So how do you maintain a welcoming culture and separate those who legitimately require assistance from those seeking to do harm?
Known for Willkommenskultur, their welcoming culture, Germany struggles with the delicate balance of securing borders and protecting citizens, while allowing reasonable movement of people. With plans to accept 1.3 million refugees for humanitarian reasons, the flow of those seeking asylum has been overwhelming. In December 2015, over 1 million asylum seeker claims were filed across Europe with Germany receiving the most migrants.
Europe’s Refugee Identity Challenge
A large influx of refugees coupled with terrorist attacks in Paris and Brussels has heightened the need of European Union member states to positively identify those crossing borders. A commonly provided form of identification is a paper document, which can be easily altered. Checking these is often slow and can be prone to human error. Facing these challenges, European nations are moving toward technology that delivers identity assurance – biometrics.

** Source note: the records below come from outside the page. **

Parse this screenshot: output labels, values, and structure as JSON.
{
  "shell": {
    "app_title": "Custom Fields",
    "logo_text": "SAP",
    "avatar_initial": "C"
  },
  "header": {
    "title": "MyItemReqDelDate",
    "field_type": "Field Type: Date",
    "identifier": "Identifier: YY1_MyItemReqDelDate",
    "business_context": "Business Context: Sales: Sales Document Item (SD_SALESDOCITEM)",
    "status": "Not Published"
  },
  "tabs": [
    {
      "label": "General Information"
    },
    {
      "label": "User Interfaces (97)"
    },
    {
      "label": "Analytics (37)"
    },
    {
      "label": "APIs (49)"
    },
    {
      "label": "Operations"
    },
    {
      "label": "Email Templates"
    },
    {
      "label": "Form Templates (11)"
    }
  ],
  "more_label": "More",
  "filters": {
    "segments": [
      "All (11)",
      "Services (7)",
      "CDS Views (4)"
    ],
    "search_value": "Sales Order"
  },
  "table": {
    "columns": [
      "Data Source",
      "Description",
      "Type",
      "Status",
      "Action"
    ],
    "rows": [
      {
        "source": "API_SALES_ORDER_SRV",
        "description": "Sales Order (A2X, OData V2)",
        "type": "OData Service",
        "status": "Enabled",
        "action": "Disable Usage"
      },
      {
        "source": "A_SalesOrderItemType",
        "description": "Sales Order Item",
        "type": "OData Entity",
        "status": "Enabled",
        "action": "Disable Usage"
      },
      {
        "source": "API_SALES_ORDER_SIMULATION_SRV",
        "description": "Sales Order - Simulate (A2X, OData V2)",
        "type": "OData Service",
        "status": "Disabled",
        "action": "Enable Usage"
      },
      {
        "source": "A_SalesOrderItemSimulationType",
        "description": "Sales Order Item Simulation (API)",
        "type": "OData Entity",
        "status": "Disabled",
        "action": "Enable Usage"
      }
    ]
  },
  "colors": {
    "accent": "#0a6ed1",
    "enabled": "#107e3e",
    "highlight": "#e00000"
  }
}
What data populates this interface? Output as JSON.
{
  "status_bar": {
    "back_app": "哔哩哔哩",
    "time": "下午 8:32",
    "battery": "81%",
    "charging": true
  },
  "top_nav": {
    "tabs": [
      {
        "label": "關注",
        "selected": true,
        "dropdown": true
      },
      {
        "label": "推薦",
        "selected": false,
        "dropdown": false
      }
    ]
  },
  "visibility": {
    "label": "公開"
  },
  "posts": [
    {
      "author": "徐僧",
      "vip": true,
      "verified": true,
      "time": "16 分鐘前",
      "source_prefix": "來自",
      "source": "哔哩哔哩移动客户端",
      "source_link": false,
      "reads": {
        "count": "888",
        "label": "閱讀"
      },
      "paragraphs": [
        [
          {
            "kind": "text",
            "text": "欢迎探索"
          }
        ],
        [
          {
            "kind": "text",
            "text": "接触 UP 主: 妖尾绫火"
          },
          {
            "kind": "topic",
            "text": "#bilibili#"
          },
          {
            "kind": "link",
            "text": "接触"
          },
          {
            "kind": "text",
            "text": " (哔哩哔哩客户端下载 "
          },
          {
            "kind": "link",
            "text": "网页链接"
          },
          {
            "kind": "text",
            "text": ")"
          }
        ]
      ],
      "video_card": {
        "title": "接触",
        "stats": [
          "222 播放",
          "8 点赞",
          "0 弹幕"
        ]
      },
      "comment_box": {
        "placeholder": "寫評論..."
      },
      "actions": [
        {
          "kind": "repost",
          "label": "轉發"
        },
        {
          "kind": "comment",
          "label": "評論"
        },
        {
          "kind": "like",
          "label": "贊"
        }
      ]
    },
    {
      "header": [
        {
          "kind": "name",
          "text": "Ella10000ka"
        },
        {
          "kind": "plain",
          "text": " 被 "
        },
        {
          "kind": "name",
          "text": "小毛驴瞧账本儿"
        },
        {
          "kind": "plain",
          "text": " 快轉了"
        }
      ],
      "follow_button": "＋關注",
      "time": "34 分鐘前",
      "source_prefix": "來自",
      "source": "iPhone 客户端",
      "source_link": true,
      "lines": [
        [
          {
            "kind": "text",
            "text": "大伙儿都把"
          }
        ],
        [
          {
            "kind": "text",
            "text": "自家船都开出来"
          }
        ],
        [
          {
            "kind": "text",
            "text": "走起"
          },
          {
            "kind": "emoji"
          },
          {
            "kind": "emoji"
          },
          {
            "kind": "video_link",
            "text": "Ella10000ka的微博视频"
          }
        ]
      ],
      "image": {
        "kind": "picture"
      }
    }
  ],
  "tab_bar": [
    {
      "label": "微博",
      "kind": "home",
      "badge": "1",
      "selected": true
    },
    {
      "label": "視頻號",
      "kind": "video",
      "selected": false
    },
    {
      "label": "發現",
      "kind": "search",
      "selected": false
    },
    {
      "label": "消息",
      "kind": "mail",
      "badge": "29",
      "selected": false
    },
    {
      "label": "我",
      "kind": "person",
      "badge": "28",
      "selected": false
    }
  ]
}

Germany: Security and Efficiency through Biometrics
Germany currently uses Crossmatch’s digital fingerprint capture technology to enroll refugees at registration stations. Enrollment for every individual is completed by placing four fingers and thumb of each hand on a scanner. Additional biometrics, such as facial images, are captured, then combined with demographic data to create a compliant, electronic identification record. This record is stored in a central management database and the fingerprint is validated against government agency watch lists.
The Bundesamt für Migration und Flüchtlinge (BAMF), the German Federal Office for Migration and Refugees, has recently purchased over 1,000 Crossmatch Guardian® fingerprint scanners for use at more than 36 registration stations. When a refugee or migrant crosses the German border, their fingerprints are checked against the German Automated Fingerprint Identification System (AFIS) and European Dactyloscopy (EURODAC) databases. Asylum seekers then continue to be processed via BAMF registration offices, where they will now enroll biometrically into the German EASY system – to verify identity, improve control and allow accurate disbursement of refugee benefits.
With more countries relying on biometrics, the chances of matching an existing identity is growing. The International Civil Aviation Organization (ICAO), a United Nations agency, defines the biometric file formats and communication protocols that are used in passports. Today, ICAO-compliant passports contain biometrics stored on an electronic chip. These images are captured at the time of application and linked to a valid government agency credential. Compared to paper travel documents, biometrics provides a faster and stronger level of identity management and tie the individual to the trusted credential.
Crossmatch is currently featured in the German publication, Homeland Security Magazine. Interested in reading it? Download it here.